Uruguay bowed out of the World Cup at the Last 16 and Luis Suarez's biting shame overshadowed their tournament. ESPNFC blogger Felipe Miguel looks back at an eventful campaign.
One sentence, World Cup recap
A bumpy yet exhilarating ride with some moments of ecstasy interspersed with grief.
All team assessments
Group Stage: Australia | Bosnia-Herzegovina | Cameroon | Croatia | Ecuador | England | Ghana | Honduras | Italy | Iran
Ivory Coast | Japan | Portugal | Russia | South Korea | Spain
Round of 16: Algeria | Chile | Greece | Mexico
Nigeria | Switzerland | Uruguay | United States
Quarterfinals: Colombia | France | Belgium | Costa Rica
Semifinals: Brazil | Netherlands
Star ManA tough decision but Diego Godin takes the prize over Egidio Arevalo Rios. The defender was one of the few players who stood out from the rest. Physically and mentally ready for everything, Godin proved the armband fitted perfectly to his arm and became the leader of the team throughout the tournament. With his late goal against Italy -- one of the most important in recent Uruguayan history -- he showed the world it wasn't a coincidence that he scored a title winning goal for Atletico Madrid in La Liga.

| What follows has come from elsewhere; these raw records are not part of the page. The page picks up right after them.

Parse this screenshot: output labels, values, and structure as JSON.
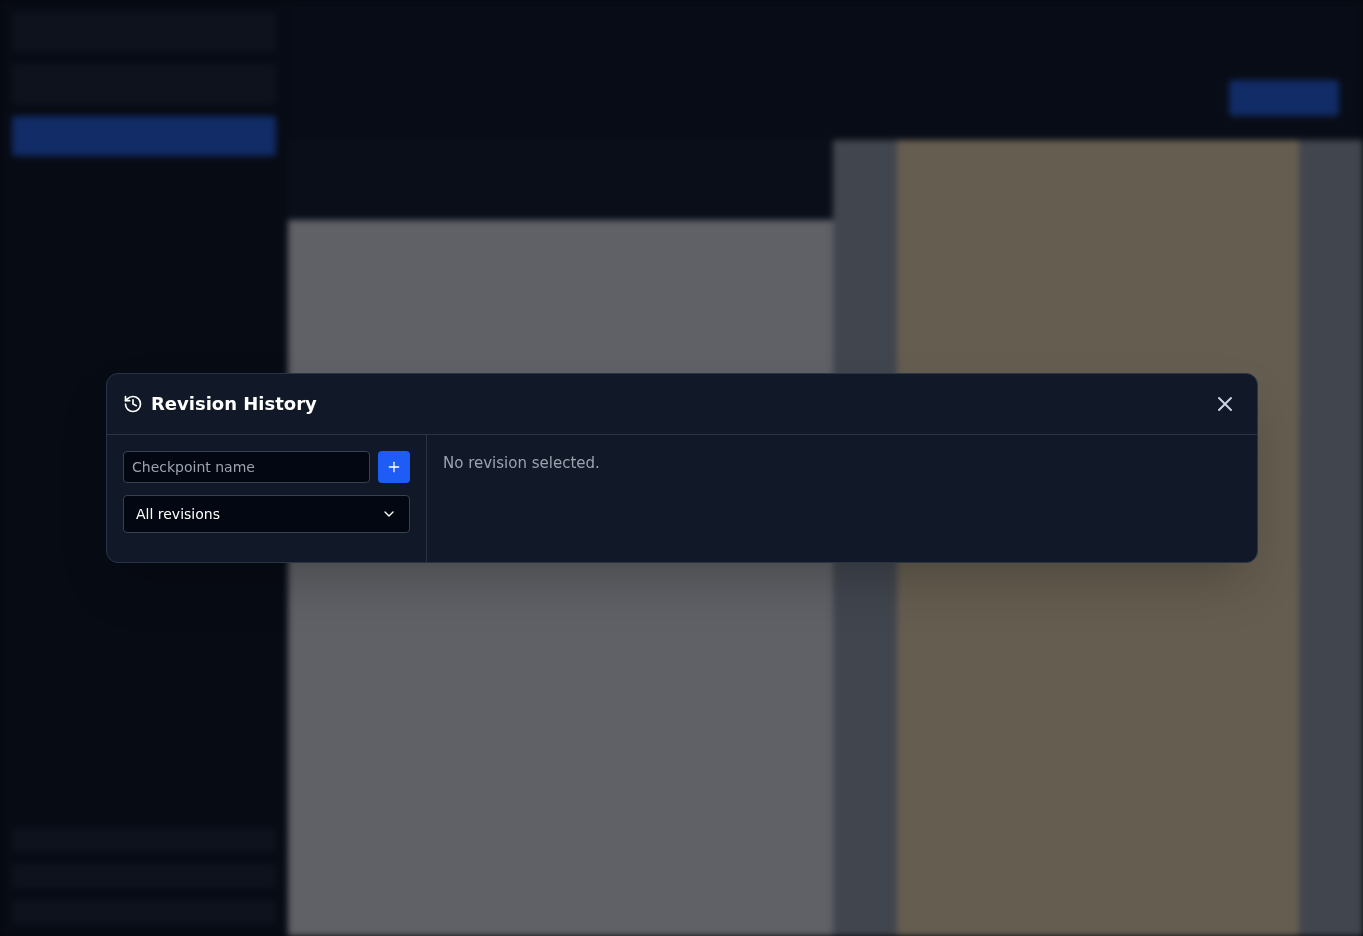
{
  "dialog": {
    "title": "Revision History",
    "checkpoint_field": {
      "placeholder": "Checkpoint name"
    },
    "filter_select": {
      "value": "All revisions"
    },
    "empty_message": "No revision selected."
  }
}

Unfortunately, the greatest highlight comes from a player who will inevitably turn out to be the biggest low point too. Suarez's double against England was a magnificent moment that won't be easy to forget: coming back from injury, with little time on the clock, sending the country that had turned against him out of the tournament with a beautiful fly ferocious goal. That was the moment when Uruguay returned to life and the fans truly believed, once again, that anything was possible. Godin's header that finished off Italy was also magic. With even less time remaining and the chances of qualifying slipping through their fingers, the captain produced another unforgettable moment for La Celeste.
Other than that, it is important to point out Jose Maria Gimenez's impressive first World Cup and the fine display by Rios and Alvaro Gonzalez in the midfield.
To talk about the team's inability to create chances per game or the lack of offensive options is almost ridiculous if you put it next to Suarez's ban. The news of the sanction -- dubbed "barbaric" in Uruguay among other terms -- shocked the nation.
Losing Suarez for the rest of the tournament was the worst possible scenario for La Celeste. If you add that the star striker won't be able to play in the Copa America next year and probably misses the start of qualifying for Russia 2018, the catastrophe is complete. Uruguay hoped to repeat the success of 2010 -- or even the Maracanazo of 1950 -- but in the end it was a horrifying exit.
During the extremely long and painful road that is the South American qualifiers to the Word Cup -- in my opinion by far the hardest one in the world -- La Celeste had to put up with all sorts of criticism. It was claimed that Oscar Tabarez was done, Rios was past his prime and Suarez only scored against small teams. But this side confounded the critics and these players need to be supported. They have the true "Garra Charrua" inside of them.
Regarding negatives, a few squad members failed to impress or didn't get their chance. Abel Hernandez, for example, has been the "fourth" striker for years but he is not good enough. Also, Diego Perez and Sebastian Coates didn't play a single minute in the entire tournament. Perhaps a lesson to be learned would be the importance of being meticulous when it comes to selecting a squad, especially when the team lacked options in attack.